The increase in Crafty Shots over the course of a player’s career is driven by line, diagonal, center, and cut shots. Relative to Early Career players, Late Career players are more likely to utilize all four different kinds of shots, with an increase of 3.3%, 1.4%, 0.6%, and 1.0%, respectively.

However, when it comes to the less traditional Crafty Shots, like tools off the block, two balls over, and pokies, the reverse pattern emerges. The older a player is, the less likely they are to end points with tools off the block, two balls over, and pokies. Most notably, Late Career players end points with pokies only 3.2% of the time whereas Early Career players end points with pokies 4.8% of the time.

The Big Picture

Older players make fewer errors than their younger counterparts, and older players are more likely to go for the Crafty Shots. But not all Crafty Shots are created equal. Older players use line shots, diagonal shots, center shots, and cut shots more than their younger counterparts. In contrast, relative to older players, younger players are more prone to ending points with the less traditional Crafty Shots, like tools off the block, second balls over, and pokies. 

Yes, older players and younger players do end points in different ways. But at the end of the day, our most remarkable finding is how similar the results are for Early, Mid, and Late Career players. When comparing Late Career players (age 35+) to Early Career players (age <=26), the largest difference in the entire dataset in how often they end points with crafty line shots: Late Career players end points with crafty line shots 16.3% of the time whereas Early Career players end points with crafty line shots only 13.0% of the time. That’s only a 3.3% difference.
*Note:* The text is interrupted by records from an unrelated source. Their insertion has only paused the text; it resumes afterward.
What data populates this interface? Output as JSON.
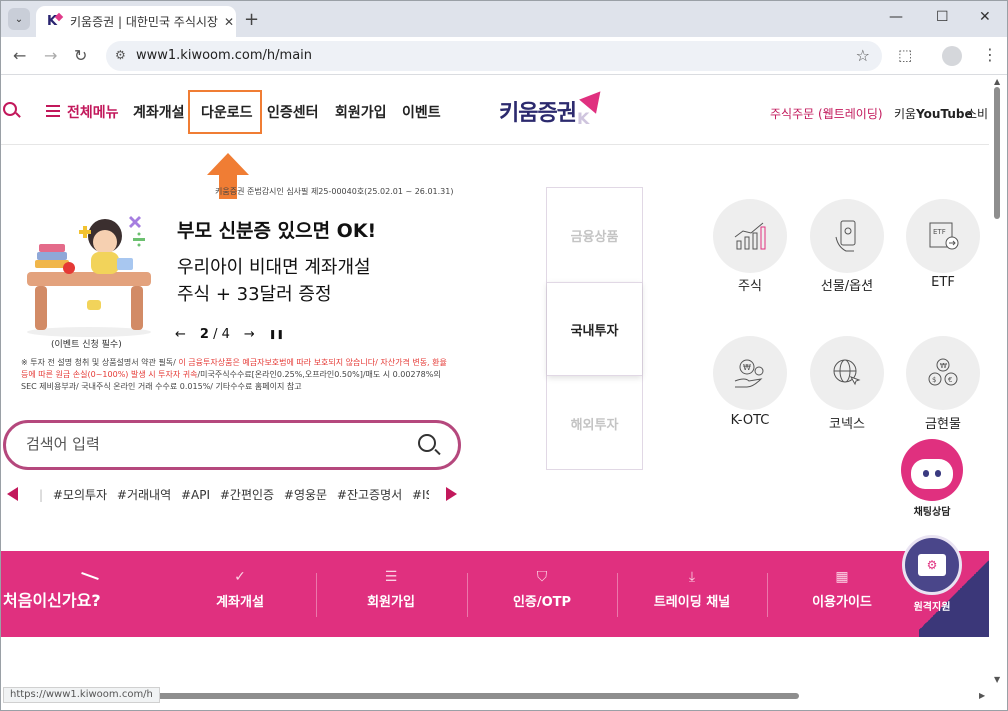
{
  "browser": {
    "tab_title": "키움증권 | 대한민국 주식시장",
    "tab_close": "✕",
    "new_tab": "+",
    "url": "www1.kiwoom.com/h/main",
    "status_url": "https://www1.kiwoom.com/h",
    "icons": [
      "tab-search-icon",
      "favicon-icon",
      "close-icon",
      "plus-icon",
      "minimize-icon",
      "maximize-icon",
      "close-window-icon",
      "back-icon",
      "forward-icon",
      "reload-icon",
      "site-info-icon",
      "star-icon",
      "extensions-icon",
      "profile-icon",
      "more-icon"
    ]
  },
  "gnb": {
    "all_menu": "전체메뉴",
    "items": [
      "계좌개설",
      "다운로드",
      "인증센터",
      "회원가입",
      "이벤트"
    ],
    "logo_text": "키움증권",
    "logo_k": "K",
    "right": {
      "web_trading": "주식주문 (웹트레이딩)",
      "youtube_prefix": "키움",
      "youtube": "YouTube",
      "extra": "소비"
    },
    "highlight_color": "#f07d34"
  },
  "hero": {
    "notice": "키움증권 준법감시인 심사필 제25-00040호(25.02.01 ~ 26.01.31)",
    "title": "부모 신분증 있으면 OK!",
    "sub1": "우리아이 비대면 계좌개설",
    "sub2": "주식 + 33달러 증정",
    "caption": "(이벤트 신청 필수)",
    "page_current": "2",
    "page_total": "/ 4",
    "prev": "←",
    "next": "→",
    "pause": "❚❚",
    "disclaimer_1": "※ 투자 전 설명 청취 및 상품설명서 약관 필독/ ",
    "disclaimer_red": "이 금융투자상품은 예금자보호법에 따라 보호되지 않습니다/ 자산가격 변동, 환율 등에 따른 원금 손실(0~100%) 발생 시 투자자 귀속",
    "disclaimer_2": "/미국주식수수료[온라인0.25%,오프라인0.50%]/매도 시 0.00278%의 SEC 제비용부과/ 국내주식 온라인 거래 수수료 0.015%/ 기타수수료 홈페이지 참고"
  },
  "search": {
    "placeholder": "검색어 입력",
    "tags": [
      "#모의투자",
      "#거래내역",
      "#API",
      "#간편인증",
      "#영웅문",
      "#잔고증명서",
      "#IS/"
    ]
  },
  "product_tabs": [
    "금융상품",
    "국내투자",
    "해외투자"
  ],
  "product_icons": [
    {
      "label": "주식",
      "icon": "stock-chart-icon"
    },
    {
      "label": "선물/옵션",
      "icon": "mobile-hand-icon"
    },
    {
      "label": "ETF",
      "icon": "etf-doc-icon"
    },
    {
      "label": "K-OTC",
      "icon": "won-hand-icon"
    },
    {
      "label": "코넥스",
      "icon": "globe-cursor-icon"
    },
    {
      "label": "금현물",
      "icon": "coins-icon"
    }
  ],
  "chatbot": {
    "label": "채팅상담"
  },
  "band": {
    "title": "처음이신가요?",
    "items": [
      {
        "label": "계좌개설",
        "icon": "✓"
      },
      {
        "label": "회원가입",
        "icon": "☰"
      },
      {
        "label": "인증/OTP",
        "icon": "⛉"
      },
      {
        "label": "트레이딩 채널",
        "icon": "⤓"
      },
      {
        "label": "이용가이드",
        "icon": "▦"
      }
    ],
    "color": "#e0307f"
  },
  "remote": {
    "label": "원격지원",
    "glyph": "⚙"
  }
}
That means, out of 30 point-ending plays, Late Career players only ended play with a crafty line shot one more time than Early Career players.

Moreover, even our analysis of Errors only shows a 2.6% reduction in Errors for Late Career players (13.1%) relative to Early Career Players (15.7%). Assuming that it takes a player 42 points (two games to 21 points) to win a match, that means that Late Career players only gain an additional 1.1 points, relative to Early Career players, from their lack of errors.


4 thoughts on “Losing to the Old Guys, Again – Are Older Players Really More Crafty?”

  1. I’d really be interested in % of kill, dug, blocked, or error when going for a shot vs. a hard-driven. A stat like that could inform you about how much you _should_ be shooting vs. swinging instead of what players do by instinct.


    1. Thanks for the comment. Definitely an interesting analysis that I would love to do. Unfortunately, the publicly available data only contains the last point ending action that took place (e.g. kill, block, error, etc.). This makes it impossible to know what happened just before the point ended, like whether a block was generated from a hard-driven or shot hit, including who did the hit.


Leave a Reply

Fill in your details below or click an icon to log in:

WordPress.com Logo

You are commenting using your WordPress.com account. Log Out /  Change )

Twitter picture

You are commenting using your Twitter account. Log Out /  Change )

Facebook photo

You are commenting using your Facebook account. Log Out /  Change )

Connecting to %s

%d bloggers like this: